Another addition to the lesson guide occurred when some students continuously blurted out opinions and answers, which created a hostile atmosphere in the classroom. The teacher facilitated a session for developing group rules, which worked very smoothly thereafter.
One class expanded the project to include writing their own short stories about difficult choices that had made a difference in their lives. They employed their newfound social skills to make suggestions for revisions in small groups. One story was published in an Ohio Literacy Resource Center publication.
Teachers may want to introduce these stories after a class has achieved some degree of trust and unity. One teacher, who had a very successful experience field-testing these stories with an established group, found that a new class did not respond as positively to reading and discussing in groups.
Readers' Responses: Most students immensely enjoyed reading the stories aloud and participating in class activities each session. They also experienced many long-term benefits. Their reading skills, vocabulary and comprehension improved noticeably.

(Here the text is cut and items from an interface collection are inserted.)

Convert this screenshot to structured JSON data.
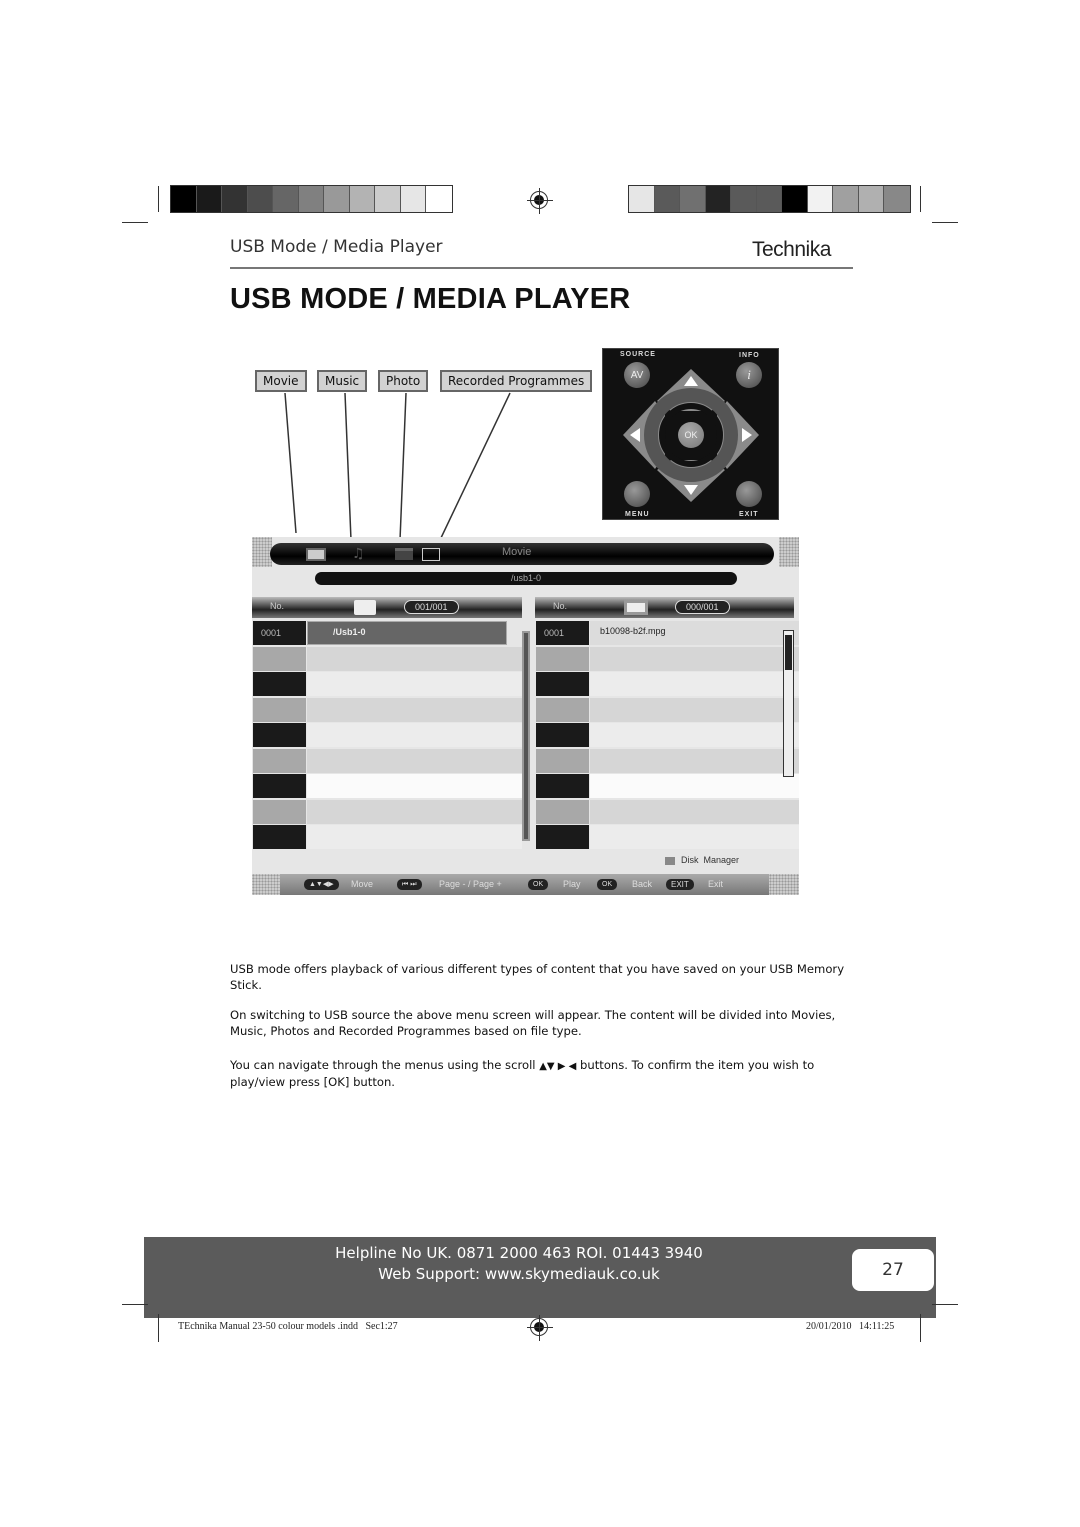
{
  "header": {
    "section_title": "USB Mode / Media Player",
    "brand": "Technika"
  },
  "page_title": "USB MODE / MEDIA PLAYER",
  "color_bars": {
    "left": [
      "#000000",
      "#1a1a1a",
      "#333333",
      "#4d4d4d",
      "#666666",
      "#808080",
      "#999999",
      "#b3b3b3",
      "#cccccc",
      "#e6e6e6",
      "#ffffff"
    ],
    "right": [
      "#e6e6e6",
      "#5a5a5a",
      "#707070",
      "#232323",
      "#5a5a5a",
      "#5a5a5a",
      "#000000",
      "#f2f2f2",
      "#a0a0a0",
      "#b0b0b0",
      "#888888"
    ]
  },
  "categories": [
    "Movie",
    "Music",
    "Photo",
    "Recorded Programmes"
  ],
  "remote": {
    "source_label": "SOURCE",
    "info_label": "INFO",
    "menu_label": "MENU",
    "exit_label": "EXIT",
    "av_label": "AV",
    "info_glyph": "i",
    "ok_label": "OK"
  },
  "media_screen": {
    "mode": "Movie",
    "path": "/usb1-0",
    "left_panel": {
      "no_label": "No.",
      "count": "001/001",
      "rows": [
        {
          "num": "0001",
          "name": "/Usb1-0"
        }
      ]
    },
    "right_panel": {
      "no_label": "No.",
      "count": "000/001",
      "rows": [
        {
          "num": "0001",
          "name": "b10098-b2f.mpg"
        }
      ]
    },
    "disk_manager": "Disk  Manager",
    "help_bar": {
      "move_keys": "▲▼◀▶",
      "move": "Move",
      "page_keys": "⏮ ⏭",
      "page": "Page - / Page +",
      "ok1": "OK",
      "play": "Play",
      "ok2": "OK",
      "back": "Back",
      "exit_key": "EXIT",
      "exit": "Exit"
    }
  },
  "body": {
    "p1": "USB mode offers playback of various different types of content that you have saved on your USB Memory Stick.",
    "p2": "On switching to USB source the above menu screen will appear. The content will be divided into Movies, Music, Photos and Recorded Programmes based on file type.",
    "p3_before": "You can navigate through the menus using the scroll ",
    "p3_arrows": "▲▼ ▶ ◀",
    "p3_after": "buttons. To confirm the item you wish to play/view press [OK] button."
  },
  "footer": {
    "helpline": "Helpline No UK. 0871 2000 463  ROI. 01443 3940",
    "web_support": "Web Support: www.skymediauk.co.uk",
    "page_number": "27"
  },
  "slug": {
    "file": "TEchnika Manual 23-50 colour models .indd   Sec1:27",
    "datetime": "20/01/2010   14:11:25"
  }
}
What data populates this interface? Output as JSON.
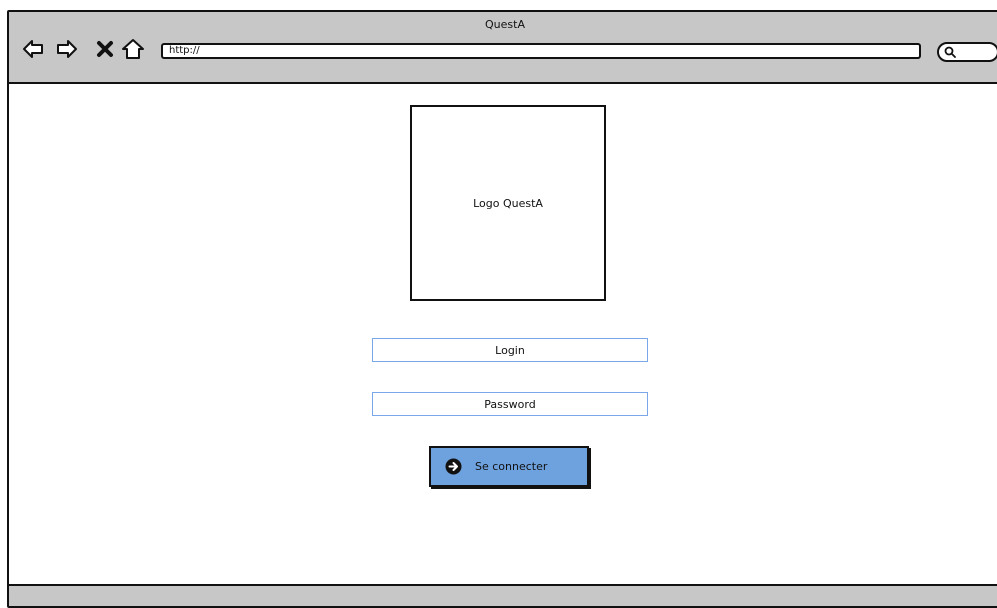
{
  "window": {
    "title": "QuestA"
  },
  "toolbar": {
    "url": "http://",
    "icons": [
      "back-icon",
      "forward-icon",
      "close-icon",
      "home-icon",
      "search-icon"
    ]
  },
  "main": {
    "logo_text": "Logo QuestA",
    "login_placeholder": "Login",
    "password_placeholder": "Password",
    "connect_button": "Se connecter"
  },
  "colors": {
    "toolbar_bg": "#c7c7c7",
    "button_bg": "#6ea2de",
    "field_border": "#7aa7e9"
  }
}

Students learned social skills and solved problems together. Non-readers became active readers and eager participants as the result of the encouragement from higher level readers. Several lower level students, who were quiet and reserved in the beginning, gradually began sharing their opinions and experiences. Students enjoyed the group activities so much that they began asking for "group" daily because "we learn better this way." Not only would absentees ask what happened in group, but also if they knew that they were going to be absent, they would ask the class to wait to have group until they returned in order not to miss the activities

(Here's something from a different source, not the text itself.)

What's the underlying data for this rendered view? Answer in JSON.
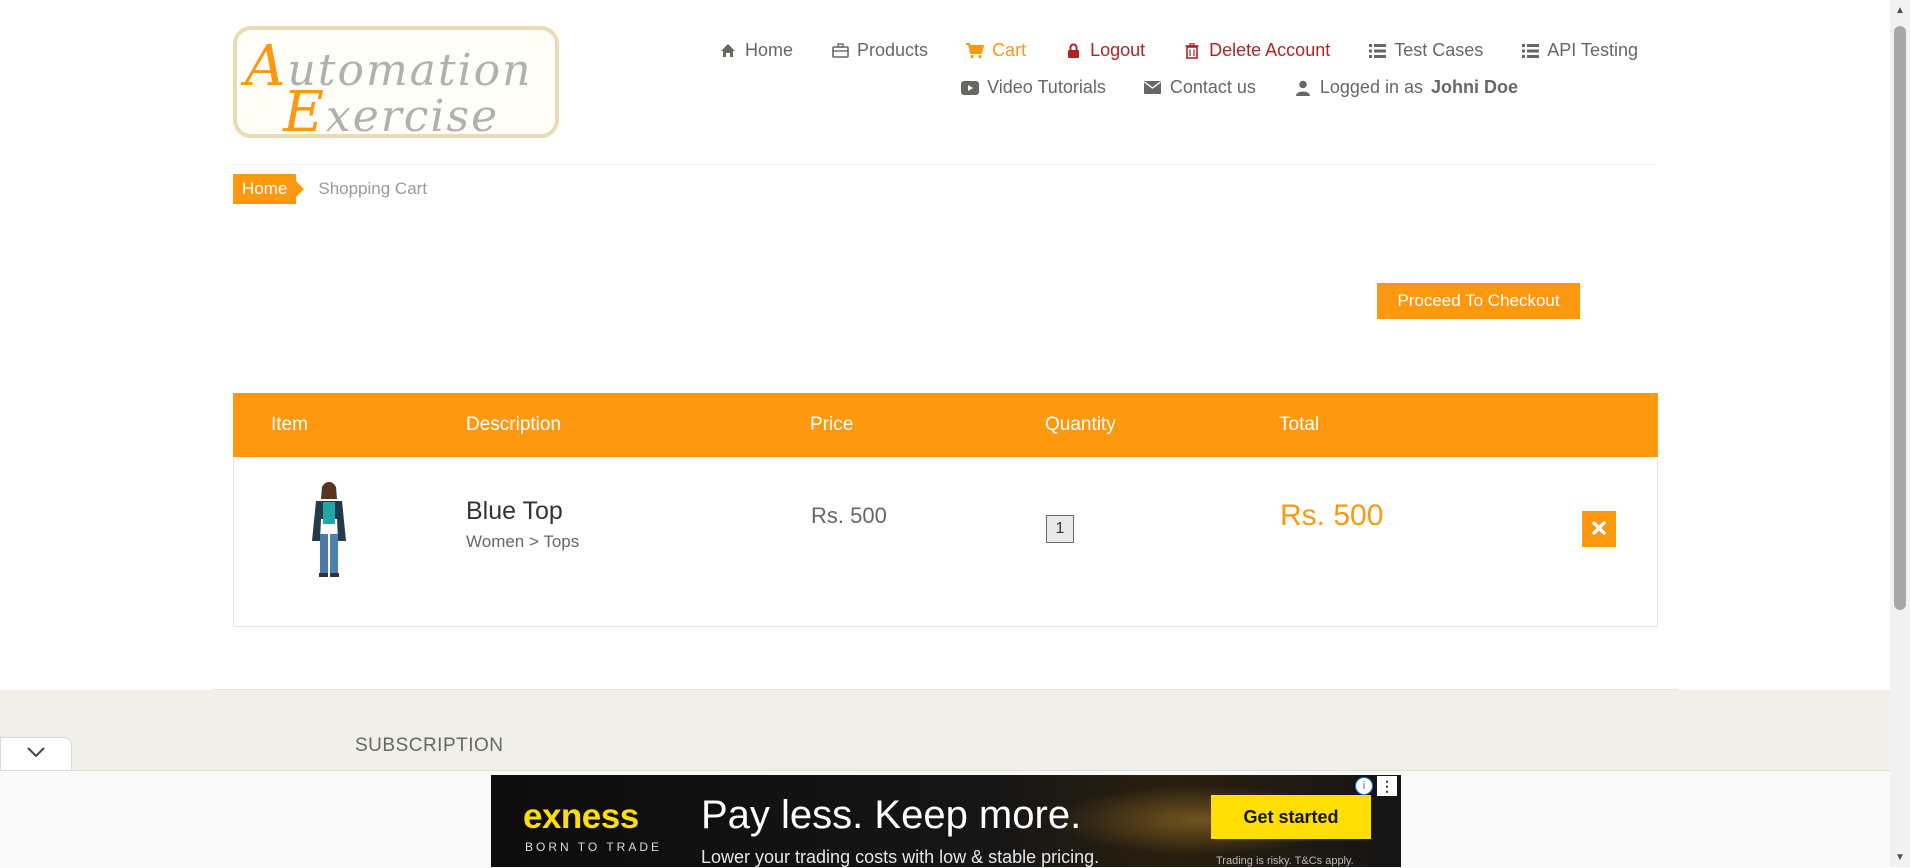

One woman wrote in her journal about acquiring a "voice." She said the stories helped her see that she had opinions and could say them out loud; her husband was not the only one with opinions.
Benefits extended beyond the classroom. Students asked whether they could take the books home to read. They began taking other books from the classroom library and discussion them with their classmates. One student registered for a library card and began using the public library regularly.
Lexington, KY: University of Kentucky Press, 1989. ISBN 0-8131-0900-0.
Reminders:ABLE teachers can order this book from Book Wholesalers, Inc. for 40% off list price. For other recommended books, see Recommended Trade Books for Adult Literacy Programs, available from ABLE Directors, public librarians, or online http://literacy.kent.edu/eureka/tradebooks/index.html. Call the OLRC for details.
Kent State University
DR-TA: DIRECTED READING-THINKING ACTIVITY*
predicting, reading, proving; divergent thinking to convergent thinking
Fiction lending itself to prediction works well initially. After students are accustomed to DR-TAs, selections from content textbooks or other nonfiction can also be used. The teacher should decide beforehand where students will stop to discuss and predict.
1.Students read selection title (and perhaps a bit of the selection) and make predictions about content.
2.Students read to first predetermined stop. They confirm, refine, or reject their initial hypotheses and justify their ideas with reference to the text. Students then make new hypotheses.
3.Students read the next section and follow procedures in step two. This cycle continues until text is read.
4.Follow-up activities may be completed after the text is read.
The teacher should facilitate (but not direct) thinking by asking questions such as, What do you think? Why do you think so? Can you prove it?
The teacher may summarize points that students make during the discussion, but should take care not to let his or her values or interpretations dominate. The teacher's role is to foster thoughtful student participation.
The teacher should not preteach vocabulary, set the purpose for reading, or ask the questions found in the teacher's manual.
*: The DL-TA, Directed Listening-Thinking Activity, proceeds in the same manner. The only difference is that the teacher reads the text to students.
For more information, see Stauffer, Russell G., Directing Reading Maturity as a Cognitive Process. New York: Harper and Row, 1969.